Ebola-hit Liberia lifts night curfew for New Year

Medical staff of the Croix Rouge NGO carry the corpse of an Ebola victim in Monrovia, Liberia, on September 29, 2014 (AFP Photo/Pascal Guyot)

Monrovia (AFP) - Ebola-ravaged Liberia on Wednesday lifted a night curfew in place since August to allow New Year's Eve services.

Justice Minister Benedict F. Sannoh said in a statement he was acting on the orders of President Ellen Johnson Sirleaf, herself a practising Christian.

"In an effort to enable churches and religious groups around the country to conduct traditional worship services on the eve of the New Year, I am pleased to announce... that curfew for Wednesday night... is hereby suspended.

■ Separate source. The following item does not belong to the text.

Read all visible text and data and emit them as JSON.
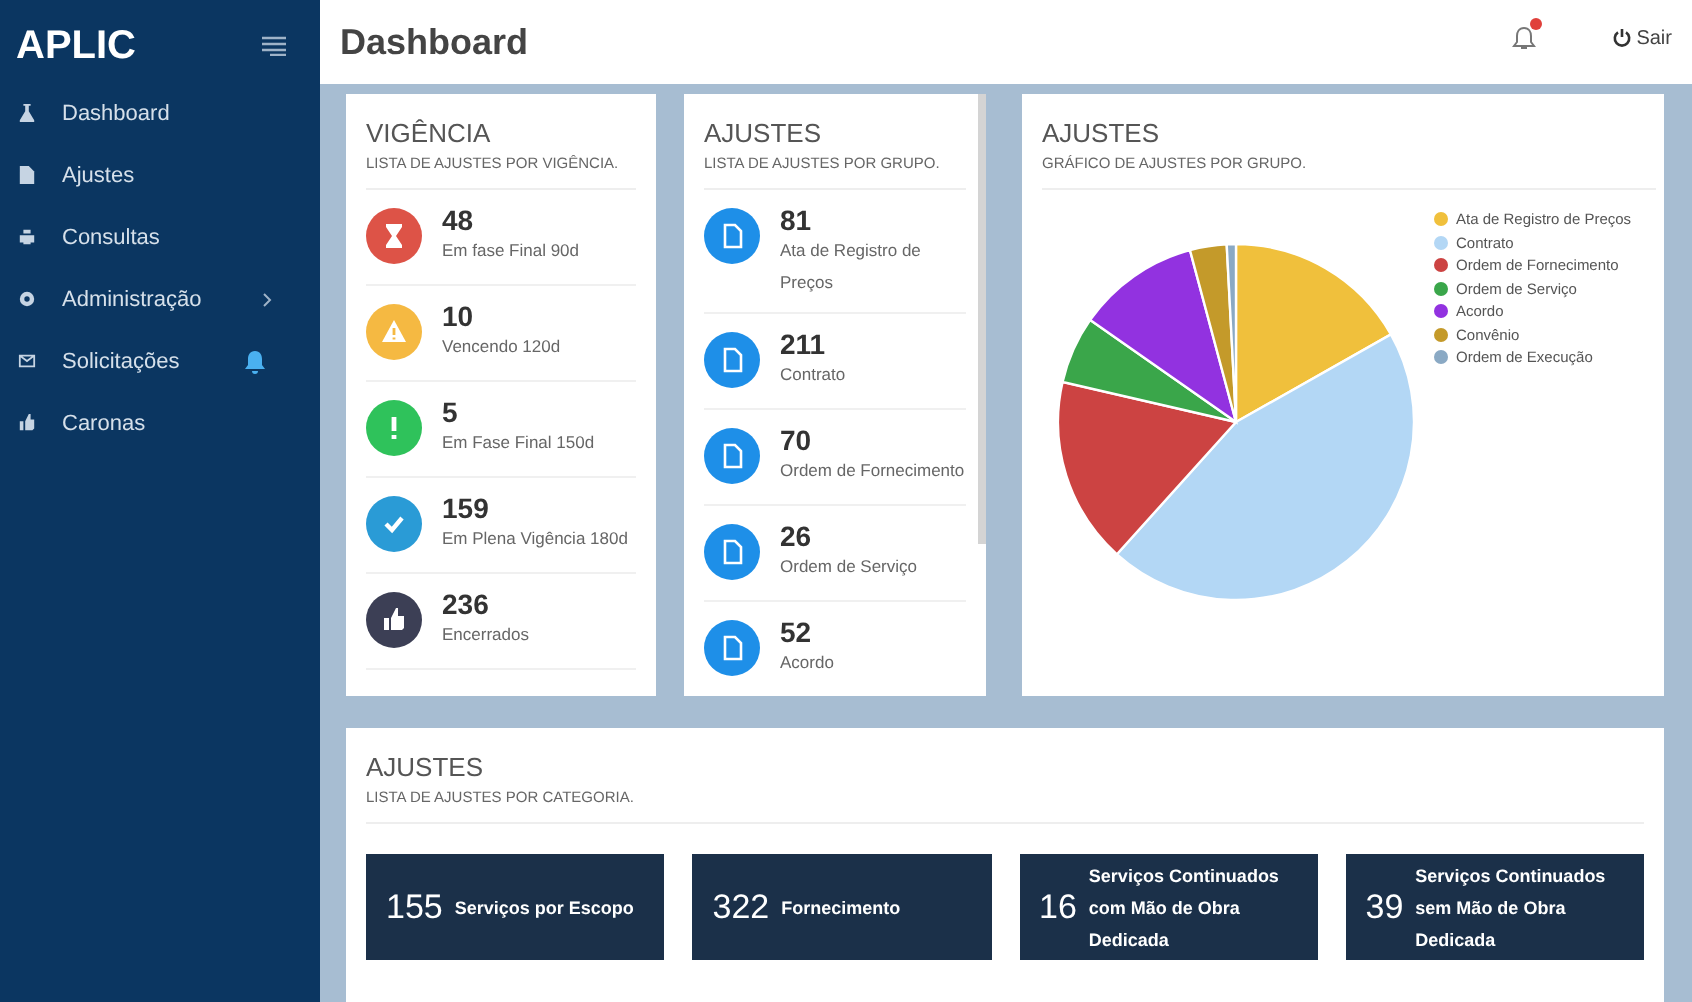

"All churches and religious organisations conducting worship services on New Year Eve are advised to abide by all existing Ebola preventive protocols as well as the regulations issued by the minister of health," the statement said.

Christians comprise more than 85 percent of the population of Liberia, Africa's oldest republic, which was formed by freed American slaves.

Liberia imposed a night curfew and a state of emergency on August 6, following the Ebola outbreak. Curfew hours were initially from 9:00 pm to 6:00 am, but have now been reduced and start at midnight and last till 6:00 am.

But the state of emergency was lifted on November 11.

The death toll from the Ebola outbreak in west Africa has risen to 7,842 out of 20,081 cases recorded, according to the latest figures by the World Health Organization.

Liberia, long the hardest-hit country in the outbreak, has seen a clear decrease in transmission over the past month.

As of December 27, it counted 7,977 cases and 3,413 deaths, according to WHO statistics.